In South Africa, like other developing countries, women and girls face multiple challenges daily. Most women perceive themselves to be particularly unsafe while moving around the city. Dependent on unreliable public transport and faced with inadequate facilities, women struggle to access education and opportunities. For cities to be accessible for women, provision of accessible, reliable and affordable transport is essential. To address this challenge, Soul City Institute and Safetipin collaborated to use technology to collect different sorts of data to inform interventions towards making public spaces and public transport safer. Safetipin brings in a range of technology tools for large-scale and efficient data collection. Further, My Safetipin app is also available for crowdsourcing data from the public. A formal partnership with the eThekwini municipality has ensured that this data is used to inform policy and programs as well as changes on the ground. The project engaged with multiple stakeholders including the taxi association and a local network of organisations working to address VAWG. Data was collected over the period 2019-2021 across streets in the city, at taxi ranks and in two lower income neighbourhoods in partnership with local community organisations. The project was slowed by the constraints of COVID-19 and by a spate of riots in July 2021 that dramatically set back safety in the city, yet it has generated over 400 safety audits that reflect individual journeys during the last 2 years. Data was generated by women who volunteered to participate and by taxi drivers who were engaged through their taxi associations. The collected data has been analysed to give information on the existing conditions of the civic infrastructure supported with user comments on feeling of safety and images linked to the geotagged points. The data is in itself valuable, but becomes more so in engagement with inclusive and transversal city officials. Building the capacity of city officials to understand and respond to the data is very useful to changing the way in which city safety is perceived by officials who do not necessarily see themselves as contributing to city safety because their core mandates lie in infrastructure or transport or provision of electricity or other apparently unrelated services. The project also provides important insights into the role of communication and behaviour change in improving city safety. While the city holds the mandates for instance for maintaining infrastructure, this is made much harder by criminal activity that vandalises or destroys infrastructure, adding sometimes unbearable cost and burden to a city with limited resources and capacity. Thus the recommendations from the collected data aim to improve infrastructure and public services to enable women to move around without fear and exercise their rights equitably.

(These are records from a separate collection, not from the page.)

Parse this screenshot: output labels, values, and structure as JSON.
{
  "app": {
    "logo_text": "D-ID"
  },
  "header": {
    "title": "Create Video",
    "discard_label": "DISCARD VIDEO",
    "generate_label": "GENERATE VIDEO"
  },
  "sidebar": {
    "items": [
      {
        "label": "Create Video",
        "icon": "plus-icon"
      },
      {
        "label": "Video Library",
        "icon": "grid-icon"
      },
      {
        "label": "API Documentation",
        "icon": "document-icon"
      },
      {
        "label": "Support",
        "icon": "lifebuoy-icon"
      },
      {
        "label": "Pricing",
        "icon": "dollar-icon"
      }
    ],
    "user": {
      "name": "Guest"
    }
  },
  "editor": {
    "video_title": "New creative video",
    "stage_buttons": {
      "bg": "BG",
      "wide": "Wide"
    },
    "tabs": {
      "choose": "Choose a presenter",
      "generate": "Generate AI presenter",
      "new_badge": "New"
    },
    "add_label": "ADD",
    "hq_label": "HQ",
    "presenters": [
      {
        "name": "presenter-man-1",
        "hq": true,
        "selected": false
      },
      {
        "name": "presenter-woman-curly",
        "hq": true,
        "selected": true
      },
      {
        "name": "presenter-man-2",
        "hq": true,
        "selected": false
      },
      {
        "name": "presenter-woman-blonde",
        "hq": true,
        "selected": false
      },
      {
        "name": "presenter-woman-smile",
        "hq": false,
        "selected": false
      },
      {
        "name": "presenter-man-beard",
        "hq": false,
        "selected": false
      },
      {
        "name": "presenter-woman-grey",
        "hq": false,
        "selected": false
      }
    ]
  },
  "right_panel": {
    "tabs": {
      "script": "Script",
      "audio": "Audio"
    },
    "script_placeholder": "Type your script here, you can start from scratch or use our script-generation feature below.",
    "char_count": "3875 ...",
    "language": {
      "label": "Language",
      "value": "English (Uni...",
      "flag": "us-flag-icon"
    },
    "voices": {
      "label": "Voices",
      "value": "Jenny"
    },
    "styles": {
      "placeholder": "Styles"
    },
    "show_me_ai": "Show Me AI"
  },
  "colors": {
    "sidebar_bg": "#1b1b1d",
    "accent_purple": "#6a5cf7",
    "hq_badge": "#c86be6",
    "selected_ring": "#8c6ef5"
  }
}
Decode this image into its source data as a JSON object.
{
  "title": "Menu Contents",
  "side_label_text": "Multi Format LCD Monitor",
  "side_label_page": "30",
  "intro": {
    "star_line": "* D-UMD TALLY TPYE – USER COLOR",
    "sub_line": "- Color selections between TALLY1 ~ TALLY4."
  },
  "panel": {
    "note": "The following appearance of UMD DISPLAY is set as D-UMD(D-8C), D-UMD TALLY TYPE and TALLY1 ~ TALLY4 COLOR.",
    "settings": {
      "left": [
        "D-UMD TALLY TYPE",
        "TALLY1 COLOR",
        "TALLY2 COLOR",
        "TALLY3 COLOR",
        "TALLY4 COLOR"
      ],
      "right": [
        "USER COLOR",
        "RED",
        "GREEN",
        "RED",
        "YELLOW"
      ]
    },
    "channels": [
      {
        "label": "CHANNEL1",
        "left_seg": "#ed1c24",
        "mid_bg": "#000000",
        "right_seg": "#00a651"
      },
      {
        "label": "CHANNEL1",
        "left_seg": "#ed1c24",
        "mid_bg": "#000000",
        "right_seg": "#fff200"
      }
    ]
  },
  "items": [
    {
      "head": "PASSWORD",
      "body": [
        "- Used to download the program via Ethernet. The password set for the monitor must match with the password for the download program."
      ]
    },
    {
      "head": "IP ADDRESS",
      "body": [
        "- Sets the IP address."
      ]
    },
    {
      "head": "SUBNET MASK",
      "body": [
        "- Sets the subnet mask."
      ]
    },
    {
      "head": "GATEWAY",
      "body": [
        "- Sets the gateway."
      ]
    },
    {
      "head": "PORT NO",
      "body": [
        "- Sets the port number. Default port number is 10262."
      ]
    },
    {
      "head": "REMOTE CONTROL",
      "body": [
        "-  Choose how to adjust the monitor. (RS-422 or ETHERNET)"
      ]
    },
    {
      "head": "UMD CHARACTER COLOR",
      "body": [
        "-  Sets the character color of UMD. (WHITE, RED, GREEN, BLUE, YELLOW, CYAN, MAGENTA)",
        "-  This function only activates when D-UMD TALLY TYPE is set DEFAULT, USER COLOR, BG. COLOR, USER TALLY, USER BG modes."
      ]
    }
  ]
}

This event will showcase the way in which different technology tools have been used to collect quantitative, qualitative and spatial data to improve safety and accessibility of public spaces. The Safer Cities unit of eThekwini Municipality in South Africa is a key partner in this project, which combines the experience of the Safetipin team with the Soul City Institute’s deep understanding of the local environment and strong social media and feminist activism profile. The event aims to provide important insights into the role of data in improving local safety for women, and thus for city dwellers more broadly. It further aims to explore the value placed on lived experience crowd-sourced data in a field where very often there is little value placed on qualitative data versus big data sets, in particular crime statistics. While it is broadly acknowledged that perceptions of unsafety are at least as significant as the lack of safety itself, few tools exist that demonstrate the links between perceptions of unsafety and city mandates for safety. In promoting the role of the city in enabling safety, particularly of women, the project showcased in this event demonstrates the benefits of making these important connections, both for users of city infrastructure and public transport systems and for those who are tasked with providing services that can mitigate vulnerability and victimisation.